In June, 1893, he graduated from the Kansas University Law School where he secured his Doctor of Laws degree. He had to live on slender means while in the university at Lawrence, and he cooked his own meals and cared for his own room. In July, 1893, he began his practice at Fort Scott, where he remained three years. He also taught commercial law in the Kansas Normal College at Fort Scott with about one hundred pupils under him, and while there he also took a full course in the Kansas Normal College and graduated with the degree of Bachelor of Oratory. For one year of his residence at Fort Scott he was venerable counsel of the Modern Woodmen of America.
Returning in 1896 to Columbus, where he had spent most of his early years of trial and testing, he was nominated for the office of county attorney in July of the same year, and was elected and served two terms. During the latter part of his second term he secured fifty-six convictions out of fifty-eight cases in the district court. On the expiration of his second term he went to the Columbian University at Washington, D. C., and at the end of his post-graduate studies received the degree of Master of Laws. There were 700 students in the school, and a special honor was paid Mr. Stephens when he was chosen by his class as its representative in the final public debate.
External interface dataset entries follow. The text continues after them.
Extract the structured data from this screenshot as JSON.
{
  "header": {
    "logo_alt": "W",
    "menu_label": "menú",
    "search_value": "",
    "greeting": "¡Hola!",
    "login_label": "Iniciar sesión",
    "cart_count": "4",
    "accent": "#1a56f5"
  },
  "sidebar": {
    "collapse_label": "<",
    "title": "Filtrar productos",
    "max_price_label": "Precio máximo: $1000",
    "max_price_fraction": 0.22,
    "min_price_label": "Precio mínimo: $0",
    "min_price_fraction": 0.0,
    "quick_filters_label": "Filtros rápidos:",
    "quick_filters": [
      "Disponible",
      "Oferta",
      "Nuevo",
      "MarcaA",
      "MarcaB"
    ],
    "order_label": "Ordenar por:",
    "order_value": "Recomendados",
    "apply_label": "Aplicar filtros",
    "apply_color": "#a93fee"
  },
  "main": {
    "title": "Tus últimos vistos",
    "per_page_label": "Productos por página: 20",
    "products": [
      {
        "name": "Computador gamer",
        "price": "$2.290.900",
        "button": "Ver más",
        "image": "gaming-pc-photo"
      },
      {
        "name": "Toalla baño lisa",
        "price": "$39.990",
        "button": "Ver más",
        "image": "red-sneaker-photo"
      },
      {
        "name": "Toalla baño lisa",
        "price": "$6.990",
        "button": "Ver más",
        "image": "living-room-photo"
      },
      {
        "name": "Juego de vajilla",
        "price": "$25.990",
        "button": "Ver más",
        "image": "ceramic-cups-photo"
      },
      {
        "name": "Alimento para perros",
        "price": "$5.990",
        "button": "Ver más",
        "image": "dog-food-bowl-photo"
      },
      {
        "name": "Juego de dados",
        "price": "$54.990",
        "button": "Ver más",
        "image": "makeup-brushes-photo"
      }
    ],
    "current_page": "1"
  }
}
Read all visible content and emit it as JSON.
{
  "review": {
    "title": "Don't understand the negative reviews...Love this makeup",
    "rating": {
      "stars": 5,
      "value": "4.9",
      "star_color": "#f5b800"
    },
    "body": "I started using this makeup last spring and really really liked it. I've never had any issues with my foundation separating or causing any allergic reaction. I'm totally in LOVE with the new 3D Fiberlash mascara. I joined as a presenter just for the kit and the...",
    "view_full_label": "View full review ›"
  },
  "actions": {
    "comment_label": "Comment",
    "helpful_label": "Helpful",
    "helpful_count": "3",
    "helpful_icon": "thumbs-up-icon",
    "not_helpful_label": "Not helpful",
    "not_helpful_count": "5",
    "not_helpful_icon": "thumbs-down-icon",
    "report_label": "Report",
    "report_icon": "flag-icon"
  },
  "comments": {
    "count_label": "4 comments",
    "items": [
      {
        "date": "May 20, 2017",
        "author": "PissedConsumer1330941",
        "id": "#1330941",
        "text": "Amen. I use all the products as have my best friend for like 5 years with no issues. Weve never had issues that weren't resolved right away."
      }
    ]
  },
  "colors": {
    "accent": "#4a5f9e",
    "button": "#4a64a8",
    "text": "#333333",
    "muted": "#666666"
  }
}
After returning from Washington Mr. Stephens practiced at Columbus until July, 1905, when a little daughter’s health took the family west, where he spent the greater part of four years until his child was cured. After he came back to Columbus he was appointed to fill an unexpired term as county attorney, an office from which he resigned in February, 1912, to devote himself to private practice. It is said that Mr. Stephens was the second man in the history of Cherokee County to fill the position of county attorney three terms. He is a successful lawyer, and a man of public spirit in all that concerns the best interests of his town, county and state. Politically he is a democrat and had given much of his time on the stump.